The original zoning ordinance amendment requested was to allow construction of wireless communication facilities by right on Bedford County properties owned or somehow controlled by a locality adjoining Bedford County.
District 7 Supervisor Tammy Parker moved to amend the zoning ordinance text to require approval of a special use permit for constructing a wireless communication facility, rather than by right. District 4 Supervisor John Sharp agreed. Requiring a special use permit would be an easier, more efficient process than rezoning, but would let Bedford County and its residents to keep a hand in the activities.
Sharp added he expected the board most often would approve special use permits for wireless towers, since they would serve to expand broadband infrastructure and help the county deliver on its goal of providing reliable high-speed internet access to underserved and unserved areas of the county.
“It’s in the interest of the citizens within our community to have the tower, but I’d at least like to have an out, just in case,” Sharp said.
The text amendment came after Cellco Partnership, under Verizon Wireless, requested to construct a Class 4 wireless tower on a residential-zoned land parcel owned by the City of Lynchburg within Bedford County borders, in the Boonsboro area. Cellco Partnership would contract with both the City of Lynchburg and Bedford County to develop on the land.

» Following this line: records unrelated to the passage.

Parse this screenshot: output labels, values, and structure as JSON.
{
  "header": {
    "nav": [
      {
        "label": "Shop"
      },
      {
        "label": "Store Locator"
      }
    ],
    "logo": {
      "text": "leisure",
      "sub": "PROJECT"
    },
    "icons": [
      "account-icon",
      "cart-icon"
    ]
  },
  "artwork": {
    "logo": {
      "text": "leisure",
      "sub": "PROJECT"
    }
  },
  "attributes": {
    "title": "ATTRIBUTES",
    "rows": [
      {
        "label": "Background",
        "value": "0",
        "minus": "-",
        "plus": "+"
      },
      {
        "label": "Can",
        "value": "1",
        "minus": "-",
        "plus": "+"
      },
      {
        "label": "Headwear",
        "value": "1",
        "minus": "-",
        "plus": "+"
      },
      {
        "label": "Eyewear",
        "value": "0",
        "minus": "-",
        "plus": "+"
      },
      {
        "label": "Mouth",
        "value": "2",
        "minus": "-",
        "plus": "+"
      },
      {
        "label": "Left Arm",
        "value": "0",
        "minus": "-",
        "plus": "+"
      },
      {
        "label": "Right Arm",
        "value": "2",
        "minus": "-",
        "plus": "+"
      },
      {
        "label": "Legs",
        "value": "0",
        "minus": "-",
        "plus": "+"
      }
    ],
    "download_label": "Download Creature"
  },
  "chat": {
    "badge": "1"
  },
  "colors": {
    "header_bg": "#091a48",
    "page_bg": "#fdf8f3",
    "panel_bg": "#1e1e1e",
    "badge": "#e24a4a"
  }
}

Several residents in the area spoke Tuesday in support of the proposed tower and zoning ordinance amendment. Each speaker said for years they had been unable to obtain reliable, high-speed internet where they lived, and the need had become more critical with working and schooling from home due to the COVID-19 pandemic. Having the proposed tower would give them options to obtain a much-needed broadband resource, they said.

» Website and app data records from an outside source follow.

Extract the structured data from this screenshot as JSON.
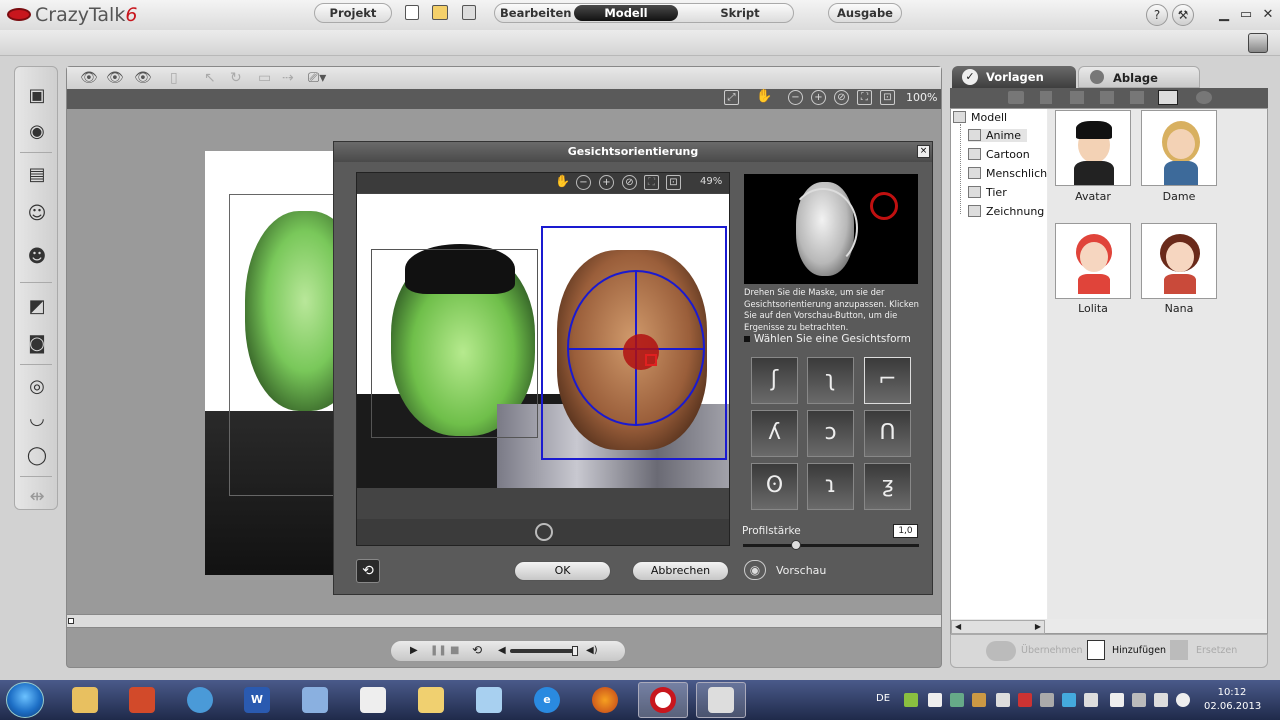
{
  "app": {
    "name_main": "CrazyTalk",
    "name_version": "6",
    "help_label": "?",
    "tools_label": "⚒",
    "minimize_label": "▁",
    "maximize_label": "▭",
    "close_label": "✕"
  },
  "menu": {
    "projekt": "Projekt",
    "bearbeiten": "Bearbeiten",
    "modell": "Modell",
    "skript": "Skript",
    "ausgabe": "Ausgabe"
  },
  "workspace": {
    "zoom": "100%"
  },
  "dialog": {
    "title": "Gesichtsorientierung",
    "close_label": "×",
    "viewport_zoom": "49%",
    "hint": "Drehen Sie die Maske, um sie der Gesichtsorientierung anzupassen. Klicken Sie auf den Vorschau-Button, um die Ergenisse zu betrachten.",
    "shape_label": "Wählen Sie eine Gesichtsform",
    "shapes": [
      "ʃ",
      "ʅ",
      "⌐",
      "ʎ",
      "ɔ",
      "ᑎ",
      "ʘ",
      "ɿ",
      "ƺ"
    ],
    "profile_label": "Profilstärke",
    "profile_value": "1,0",
    "profile_level": 0.3,
    "ok_label": "OK",
    "cancel_label": "Abbrechen",
    "preview_label": "Vorschau"
  },
  "right_panel": {
    "tab_vorlagen": "Vorlagen",
    "tab_ablage": "Ablage",
    "tree": {
      "root": "Modell",
      "items": [
        "Anime",
        "Cartoon",
        "Menschlich",
        "Tier",
        "Zeichnung"
      ]
    },
    "thumbnails": [
      "Avatar",
      "Dame",
      "Lolita",
      "Nana"
    ],
    "bottom": {
      "uebernehmen": "Übernehmen",
      "hinzufuegen": "Hinzufügen",
      "ersetzen": "Ersetzen"
    }
  },
  "taskbar": {
    "lang": "DE",
    "time": "10:12",
    "date": "02.06.2013",
    "apps": [
      "explorer",
      "installer",
      "mail",
      "word",
      "paint",
      "document",
      "folder",
      "notepad",
      "ie",
      "firefox",
      "crazytalk",
      "window"
    ]
  }
}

“We’ve been in the dark ages for 30 years. We’d love to get out,” said Bob Platt, a 30-year resident on Audubon Drive. “We’ve tried everything that’s come along.”
District 5 Supervisor Tommy Scott said broadband expansion is a top priority for supervisors and the county.
“I think we ought to do whatever we can to speed the process up,” he said before casting his vote in favor of the ordinance amendment.
The Bedford County Planning Commission will review the text amendment before presenting a final recommendation to the board of supervisors for official action and possible adoption in a future meeting.